Ko very probably hopes to use the Universiade as an opportunity to put Taiwan on the world stage, as well as possibly to demonstrate Taiwan’s de facto independence from China, yet this already seems highly likely to fail. To begin with, few international events as large-scale Universiade occur in Taiwan, but the Universiade is simply not internationally well known enough as an event to accomplish Ko’s aims. Ko is in all likelihood banking a large degree of his political credibility on an event which will not be successful and, despite prominent advertising for the Universiade well over a year before it is to take place, ticket sales have been low so far.

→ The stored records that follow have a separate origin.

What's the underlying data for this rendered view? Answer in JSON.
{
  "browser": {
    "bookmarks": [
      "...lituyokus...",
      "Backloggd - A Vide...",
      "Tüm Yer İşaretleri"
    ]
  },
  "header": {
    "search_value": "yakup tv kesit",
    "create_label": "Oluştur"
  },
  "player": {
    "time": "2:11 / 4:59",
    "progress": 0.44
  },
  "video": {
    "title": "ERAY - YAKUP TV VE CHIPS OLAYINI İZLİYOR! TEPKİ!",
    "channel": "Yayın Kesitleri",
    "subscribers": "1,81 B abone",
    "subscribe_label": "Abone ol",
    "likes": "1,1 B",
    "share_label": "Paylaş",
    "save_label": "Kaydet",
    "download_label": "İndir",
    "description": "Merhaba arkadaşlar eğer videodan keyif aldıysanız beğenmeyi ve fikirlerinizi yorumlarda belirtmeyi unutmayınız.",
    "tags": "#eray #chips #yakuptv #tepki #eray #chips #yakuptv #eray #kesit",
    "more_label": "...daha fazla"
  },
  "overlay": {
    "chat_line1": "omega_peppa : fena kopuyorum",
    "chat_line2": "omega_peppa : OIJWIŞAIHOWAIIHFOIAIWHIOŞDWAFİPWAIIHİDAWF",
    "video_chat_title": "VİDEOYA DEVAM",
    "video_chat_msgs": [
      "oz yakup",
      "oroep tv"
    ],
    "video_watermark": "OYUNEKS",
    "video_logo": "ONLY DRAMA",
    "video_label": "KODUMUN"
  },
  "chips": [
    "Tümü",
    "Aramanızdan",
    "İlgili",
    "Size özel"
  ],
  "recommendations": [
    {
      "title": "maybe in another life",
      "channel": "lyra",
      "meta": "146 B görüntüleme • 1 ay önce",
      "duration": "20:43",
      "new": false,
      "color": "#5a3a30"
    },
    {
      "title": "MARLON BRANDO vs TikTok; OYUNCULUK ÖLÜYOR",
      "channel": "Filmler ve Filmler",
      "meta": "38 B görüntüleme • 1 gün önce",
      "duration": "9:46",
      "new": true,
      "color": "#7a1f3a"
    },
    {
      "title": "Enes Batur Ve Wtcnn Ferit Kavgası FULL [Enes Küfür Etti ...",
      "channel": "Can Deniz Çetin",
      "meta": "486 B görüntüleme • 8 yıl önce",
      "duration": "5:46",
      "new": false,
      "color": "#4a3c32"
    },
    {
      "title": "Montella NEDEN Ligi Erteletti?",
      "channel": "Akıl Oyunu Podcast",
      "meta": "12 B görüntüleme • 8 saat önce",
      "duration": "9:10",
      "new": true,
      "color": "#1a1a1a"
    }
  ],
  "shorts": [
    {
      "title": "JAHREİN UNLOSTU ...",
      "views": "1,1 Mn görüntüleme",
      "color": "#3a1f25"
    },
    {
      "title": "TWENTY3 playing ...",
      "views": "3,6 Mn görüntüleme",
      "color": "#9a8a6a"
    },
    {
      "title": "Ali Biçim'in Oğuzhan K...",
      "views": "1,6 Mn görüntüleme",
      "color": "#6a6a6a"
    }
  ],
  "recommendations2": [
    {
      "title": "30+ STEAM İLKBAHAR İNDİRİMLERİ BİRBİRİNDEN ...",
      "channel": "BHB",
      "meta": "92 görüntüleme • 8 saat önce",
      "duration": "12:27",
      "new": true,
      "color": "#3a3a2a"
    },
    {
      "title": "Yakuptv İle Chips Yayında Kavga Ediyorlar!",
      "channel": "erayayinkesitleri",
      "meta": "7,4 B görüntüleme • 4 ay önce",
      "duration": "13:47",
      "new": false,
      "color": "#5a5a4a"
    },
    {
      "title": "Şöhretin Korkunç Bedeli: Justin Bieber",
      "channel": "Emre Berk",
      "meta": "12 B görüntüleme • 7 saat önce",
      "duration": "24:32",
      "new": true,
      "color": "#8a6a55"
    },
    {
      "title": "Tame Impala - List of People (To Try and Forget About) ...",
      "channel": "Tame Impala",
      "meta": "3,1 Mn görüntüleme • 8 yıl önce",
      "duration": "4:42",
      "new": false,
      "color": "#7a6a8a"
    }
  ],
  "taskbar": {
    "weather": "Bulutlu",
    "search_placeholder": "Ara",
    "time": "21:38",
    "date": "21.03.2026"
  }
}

Moreover, in the process of attempting to secure Chinese participation, Ko acts in a way that members of Taiwanese society perceive as denigrating to Taiwan more than anything else, this will lead to strong backlash.

Ko Wen-Je. Photo credit: Taipei City Government

As for Lai, Lai stands greater chances of extricating himself from the dilemma he has put himself in than Ko, given that while Lai has also visited China in an official capacity before, he did not make statements as denigrating as Ko’s. Likewise, unlike Ko, Lai has been explicit in his advocacy of Taiwanese independence, whereas Ko has provoked confusion for praise for dictators of the authoritarian period as Chiang Ching-Kuo as a model of governance to be emulated, as well as other gaffes and misstatements.

But, again, it may be a sign of current trends in Taiwanese identity that even politicians with a solid history of pro-Taiwan stances in the manner of Ko and Lai receive backlash for coming off as too uncritically friendly towards China in the public eye. This may be a telling sign, but will it be one which even politicians as high-profile as Ko and Lai misread? One wonders. Certainly, this could have implications for more mainstream DPP politicians down the line, if this allows the NPP or other parties to attract public support through firmer support of Taiwanese independence. However, such developments remain to be seen.